What follows politically from Habermas’s theory of communication? Again, one possibility is to find some way to make people live up to an ideal of disinterested, civil deliberation. In the face of increasing polarisation and the potential breakdown of the rules of the game, we should search for some way to restore the underlying norms of mutual forbearance that ensure politics does not descend into civil war. But this is hardly the direction in which Habermas goes. It’s not that he then prizes incivility in and of itself. Rather, Habermas worries that a public sphere shackled by excessive regard for the norms of deliberation and rational debate loses its essential function. And that function is to bring to light questions, issues, concerns and needs that are currently invisible to political leaders and the larger public. In Between Facts and Norms (1992), he argues that ‘liberal misgivings about opening up an unrestricted spectrum of public issues and topics are not justified’. Rather, because of its ‘anarchic structure’, contestation in the public sphere can enable the perception of ‘new problems’ and help to overcome ‘the millennia-old shackles of social stratification and exploitation’.
Confrontation, protest and incivility are all components of deliberative politics as Habermas understands it. These forms of conflict, of refusing existing norms and institutions, are what bring to light whether those institutions and norms can survive rational scrutiny.
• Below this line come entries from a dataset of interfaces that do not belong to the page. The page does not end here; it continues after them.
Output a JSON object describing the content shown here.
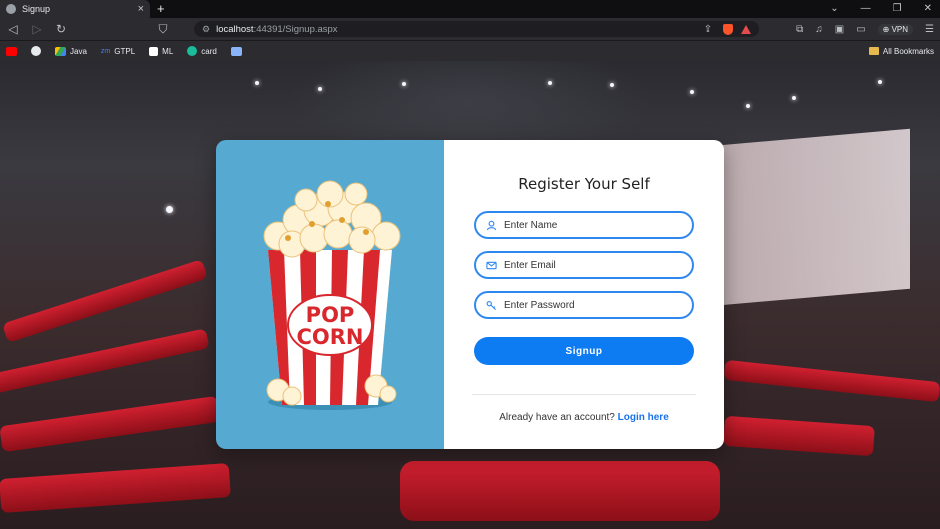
{
  "browser": {
    "tab_title": "Signup",
    "new_tab_symbol": "+",
    "url_host": "localhost",
    "url_path": ":44391/Signup.aspx",
    "vpn_label": "VPN",
    "window_controls": [
      "⌄",
      "—",
      "❐",
      "✕"
    ],
    "bookmarks": [
      {
        "label": "",
        "icon": "youtube-icon",
        "color": "#ff0000"
      },
      {
        "label": "",
        "icon": "github-icon",
        "color": "#e8eaed"
      },
      {
        "label": "Java",
        "icon": "drive-icon",
        "color": "#34a853"
      },
      {
        "label": "GTPL",
        "icon": "zm-icon",
        "color": "#4285f4"
      },
      {
        "label": "ML",
        "icon": "notion-icon",
        "color": "#ffffff"
      },
      {
        "label": "card",
        "icon": "card-icon",
        "color": "#1abc9c"
      },
      {
        "label": "",
        "icon": "app-icon",
        "color": "#8ab4f8"
      }
    ],
    "all_bookmarks": "All Bookmarks"
  },
  "page": {
    "form_title": "Register Your Self",
    "name_placeholder": "Enter Name",
    "email_placeholder": "Enter Email",
    "password_placeholder": "Enter Password",
    "signup_label": "Signup",
    "login_prompt": "Already have an account?",
    "login_link": "Login here",
    "popcorn_text_top": "POP",
    "popcorn_text_bottom": "CORN",
    "accent_color": "#0d7bf2",
    "panel_color": "#56a9d1"
  }
}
Habermas goes so far as to call the ability to withstand and even celebrate civil disobedience the ‘litmus test’ for the maturity of a constitutional democracy. Even as Habermas has a famously ambitious understanding of our capacity for the collaborative search for truth, his is an activist’s view of politics. Consensus is not the highest good. Rather, the possibility of a society based on rational consensus becomes visible only in moments of dissensus, when the failure of existing norms is unmasked. Enlightenment comes about when social groups show that the dominant social organisation fails to take into consideration their legitimate claims and concerns. This is why Habermas is clear that he is interested, not in rational political communication as such, but ‘the history of its repression and re-establishment’.
Habermas’s recent work has focused on the fate of European integration, of which he is a prominent defender. This activist current in his thought has receded as he has worried more and more about the lack of long-term political vision on the part of Europe’s leaders. Yet he has also more recently come to recognise the dangerous failures of those institutions to produce their own legitimacy. The more those institutions, such as the European Union, insulate themselves from the unruly forces of the public sphere, the more they provide ammunition for whoever can claim to speak on behalf of a suppressed public opinion. Large-scale political institutions, from the European Union to the modern administrative state, approach politics as a set of management problems, best solved without extensive input from a potentially recalcitrant public.
Democracy, according to Habermas, requires a vibrant political sphere and political institutions that are able to respond to and incorporate the energy that arises from debate, protest, confrontation and politics. Perhaps it’s not citizens who have become unreasonable. Rather, their leaders have too long refused to listen, instead treating the public as nothing more than a periodic reservoir of votes, an obstacle to be managed on the path to smooth, technocratic governance.